The grandfather clock struck midnight, its chimes echoing through the house. Angelica raised her glass, holding it in the air until the sound had ceased. She brought it to her lips then, sipping at the red wine with a slight grimace. It was not her favourite drink, but it would be wrong for her to drink anything else.
She looked down at the phone on the coffee table next to her. It was not her turn this year. Any moment now …
The phone rang out loudly in the silence. Angelica waited for the second ring out of habit more than anything else – she was used to hovering a hand over the phone at work, in case the caller hung up – then picked up the receiver and held it tightly against her ear.
‘Hey, sis,’ the voice on the other end said. It sounded groggy.
‘Hey, bro,’ Angelica responded with a tired grin. ‘What are you drinking?’
‘It’s cheap,’ her brother replied, ‘and it’s red. And it’s nasty.’
This had become their routine, a kind of tradition. Every year on the eve of their mother’s death, they would sit up until midnight with a glass of their mother’s favourite red wine. Then one of them would call the other – predetermined by who had made the call the previous year – and they would talk until they had both finished their wine.
‘You know,’ Angelica had said to her brother at their mother’s funeral, ‘she told me before she died that she was worried we might not speak to one other as much now that both her and dad are gone. She said we both have our own families, our careers, and we live at opposite ends of the country …’

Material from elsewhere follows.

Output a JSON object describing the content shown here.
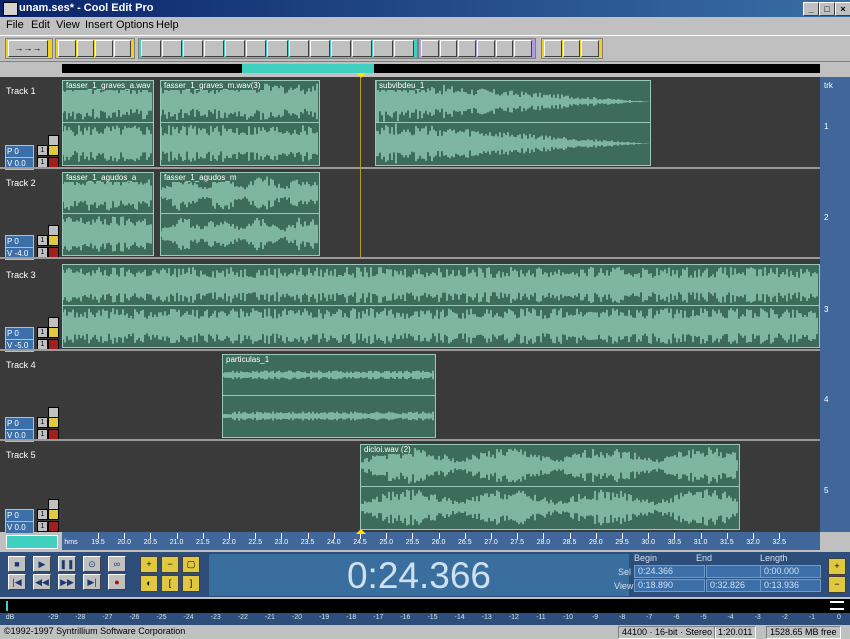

So they had agreed at the wake to dedicate that night every year to their mother, to make sure that her fears never became reality.